- **To do**
Filter the data below, keeping only lines that contain "Manager".

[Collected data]
§ §
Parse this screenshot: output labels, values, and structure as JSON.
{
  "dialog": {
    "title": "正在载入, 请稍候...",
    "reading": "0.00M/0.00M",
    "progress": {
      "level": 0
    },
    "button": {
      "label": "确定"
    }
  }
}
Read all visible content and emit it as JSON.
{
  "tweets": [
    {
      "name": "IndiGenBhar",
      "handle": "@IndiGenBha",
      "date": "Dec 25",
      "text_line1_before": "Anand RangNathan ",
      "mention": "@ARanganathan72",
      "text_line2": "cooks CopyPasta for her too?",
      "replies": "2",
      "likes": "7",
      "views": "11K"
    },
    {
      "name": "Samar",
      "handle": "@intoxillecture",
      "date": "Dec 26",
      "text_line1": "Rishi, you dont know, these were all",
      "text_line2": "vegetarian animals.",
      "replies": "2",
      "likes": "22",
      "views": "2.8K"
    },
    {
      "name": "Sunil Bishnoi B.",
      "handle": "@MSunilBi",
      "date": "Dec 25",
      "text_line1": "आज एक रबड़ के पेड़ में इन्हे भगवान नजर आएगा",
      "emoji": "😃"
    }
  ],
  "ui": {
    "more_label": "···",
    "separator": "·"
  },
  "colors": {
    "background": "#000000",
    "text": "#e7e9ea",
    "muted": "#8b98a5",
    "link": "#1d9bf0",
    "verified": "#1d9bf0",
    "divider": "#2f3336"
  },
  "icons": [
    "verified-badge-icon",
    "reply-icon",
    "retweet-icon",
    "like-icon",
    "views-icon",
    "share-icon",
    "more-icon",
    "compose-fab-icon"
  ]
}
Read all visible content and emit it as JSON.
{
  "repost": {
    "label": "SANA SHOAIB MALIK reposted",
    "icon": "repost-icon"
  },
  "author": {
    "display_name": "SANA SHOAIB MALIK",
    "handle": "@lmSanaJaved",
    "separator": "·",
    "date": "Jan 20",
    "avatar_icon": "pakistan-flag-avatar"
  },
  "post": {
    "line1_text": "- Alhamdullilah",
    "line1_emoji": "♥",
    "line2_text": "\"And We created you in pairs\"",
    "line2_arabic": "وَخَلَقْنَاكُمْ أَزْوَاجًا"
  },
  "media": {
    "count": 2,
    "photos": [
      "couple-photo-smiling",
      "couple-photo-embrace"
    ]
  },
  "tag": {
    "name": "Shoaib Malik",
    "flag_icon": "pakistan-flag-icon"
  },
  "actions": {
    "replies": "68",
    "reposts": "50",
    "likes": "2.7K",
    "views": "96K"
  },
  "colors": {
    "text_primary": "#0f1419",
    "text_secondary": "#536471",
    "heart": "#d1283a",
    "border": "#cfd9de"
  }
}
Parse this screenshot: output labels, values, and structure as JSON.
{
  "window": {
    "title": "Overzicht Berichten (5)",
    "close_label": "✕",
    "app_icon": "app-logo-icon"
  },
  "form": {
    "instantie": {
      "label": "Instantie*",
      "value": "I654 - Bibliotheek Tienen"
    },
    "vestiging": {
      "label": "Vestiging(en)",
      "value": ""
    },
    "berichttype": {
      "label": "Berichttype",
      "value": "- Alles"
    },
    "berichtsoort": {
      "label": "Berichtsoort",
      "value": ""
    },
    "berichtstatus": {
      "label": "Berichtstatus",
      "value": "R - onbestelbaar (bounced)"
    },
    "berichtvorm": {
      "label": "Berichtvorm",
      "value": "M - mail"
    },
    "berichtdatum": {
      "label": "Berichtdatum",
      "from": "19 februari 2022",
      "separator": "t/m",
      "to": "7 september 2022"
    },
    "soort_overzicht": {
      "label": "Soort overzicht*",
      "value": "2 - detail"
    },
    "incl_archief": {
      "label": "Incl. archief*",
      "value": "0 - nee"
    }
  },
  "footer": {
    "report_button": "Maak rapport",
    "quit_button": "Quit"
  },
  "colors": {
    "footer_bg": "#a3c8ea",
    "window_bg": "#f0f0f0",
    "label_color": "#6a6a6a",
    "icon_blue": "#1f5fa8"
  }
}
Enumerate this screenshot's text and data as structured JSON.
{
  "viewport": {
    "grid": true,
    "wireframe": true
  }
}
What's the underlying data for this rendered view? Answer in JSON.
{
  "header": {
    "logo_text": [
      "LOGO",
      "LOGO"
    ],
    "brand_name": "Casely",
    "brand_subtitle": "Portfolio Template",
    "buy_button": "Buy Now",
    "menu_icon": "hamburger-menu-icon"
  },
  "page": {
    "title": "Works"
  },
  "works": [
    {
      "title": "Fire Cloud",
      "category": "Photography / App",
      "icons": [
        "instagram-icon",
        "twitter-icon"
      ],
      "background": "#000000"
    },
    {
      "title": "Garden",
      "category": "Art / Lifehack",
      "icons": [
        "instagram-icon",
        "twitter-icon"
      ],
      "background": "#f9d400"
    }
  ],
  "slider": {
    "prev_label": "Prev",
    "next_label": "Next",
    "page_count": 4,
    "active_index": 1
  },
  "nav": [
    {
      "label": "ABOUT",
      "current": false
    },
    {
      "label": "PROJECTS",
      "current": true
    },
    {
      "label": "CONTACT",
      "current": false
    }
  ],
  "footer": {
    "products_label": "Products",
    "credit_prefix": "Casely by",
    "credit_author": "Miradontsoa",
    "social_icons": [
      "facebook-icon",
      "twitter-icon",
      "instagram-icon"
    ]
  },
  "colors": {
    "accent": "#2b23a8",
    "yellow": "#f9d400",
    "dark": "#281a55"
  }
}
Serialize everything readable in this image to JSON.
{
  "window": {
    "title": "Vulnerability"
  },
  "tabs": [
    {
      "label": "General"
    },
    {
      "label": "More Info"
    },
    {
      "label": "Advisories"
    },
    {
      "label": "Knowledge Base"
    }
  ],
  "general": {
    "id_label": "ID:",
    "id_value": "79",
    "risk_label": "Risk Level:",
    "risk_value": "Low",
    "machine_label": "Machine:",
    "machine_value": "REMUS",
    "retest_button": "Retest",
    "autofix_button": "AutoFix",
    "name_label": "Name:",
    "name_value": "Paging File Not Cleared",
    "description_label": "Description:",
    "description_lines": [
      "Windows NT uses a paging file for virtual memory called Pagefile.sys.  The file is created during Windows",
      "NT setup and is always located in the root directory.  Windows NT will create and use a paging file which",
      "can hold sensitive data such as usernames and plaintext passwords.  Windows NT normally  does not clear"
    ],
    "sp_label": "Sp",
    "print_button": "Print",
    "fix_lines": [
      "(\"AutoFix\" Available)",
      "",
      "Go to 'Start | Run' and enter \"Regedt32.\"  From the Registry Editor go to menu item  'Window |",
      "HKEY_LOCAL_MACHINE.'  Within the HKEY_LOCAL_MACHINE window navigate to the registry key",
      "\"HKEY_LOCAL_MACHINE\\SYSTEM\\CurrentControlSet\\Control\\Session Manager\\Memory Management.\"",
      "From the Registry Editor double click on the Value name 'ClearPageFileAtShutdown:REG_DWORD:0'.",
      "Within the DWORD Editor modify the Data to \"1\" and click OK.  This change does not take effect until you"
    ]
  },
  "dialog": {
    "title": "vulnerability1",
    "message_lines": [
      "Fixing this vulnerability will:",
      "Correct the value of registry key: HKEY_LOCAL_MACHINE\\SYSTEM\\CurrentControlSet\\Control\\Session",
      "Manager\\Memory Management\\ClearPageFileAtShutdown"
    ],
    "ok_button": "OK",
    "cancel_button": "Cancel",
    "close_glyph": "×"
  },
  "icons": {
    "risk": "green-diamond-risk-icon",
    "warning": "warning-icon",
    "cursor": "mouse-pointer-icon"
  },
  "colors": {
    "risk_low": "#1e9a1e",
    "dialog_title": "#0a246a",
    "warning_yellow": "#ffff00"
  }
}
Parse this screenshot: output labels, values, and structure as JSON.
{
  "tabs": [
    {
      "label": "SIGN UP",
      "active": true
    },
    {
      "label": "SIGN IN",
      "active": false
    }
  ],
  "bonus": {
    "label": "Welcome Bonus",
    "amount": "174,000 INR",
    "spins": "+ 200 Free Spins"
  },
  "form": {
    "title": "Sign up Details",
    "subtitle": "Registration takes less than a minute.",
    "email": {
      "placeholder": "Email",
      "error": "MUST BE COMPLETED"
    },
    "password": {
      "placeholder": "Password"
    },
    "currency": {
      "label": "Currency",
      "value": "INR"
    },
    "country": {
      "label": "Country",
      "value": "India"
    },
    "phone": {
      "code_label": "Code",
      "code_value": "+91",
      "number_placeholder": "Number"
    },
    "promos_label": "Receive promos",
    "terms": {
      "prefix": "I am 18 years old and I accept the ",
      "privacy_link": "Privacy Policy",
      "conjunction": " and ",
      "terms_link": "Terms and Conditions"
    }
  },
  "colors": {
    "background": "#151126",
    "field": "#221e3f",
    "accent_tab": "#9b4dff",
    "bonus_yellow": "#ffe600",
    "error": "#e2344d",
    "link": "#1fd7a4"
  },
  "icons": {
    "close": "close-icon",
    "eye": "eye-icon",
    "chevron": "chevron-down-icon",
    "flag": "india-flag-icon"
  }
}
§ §
- **Response for this exercise**
      "\"HKEY_LOCAL_MACHINE\\SYSTEM\\CurrentControlSet\\Control\\Session Manager\\Memory Management.\"",
      "Manager\\Memory Management\\ClearPageFileAtShutdown"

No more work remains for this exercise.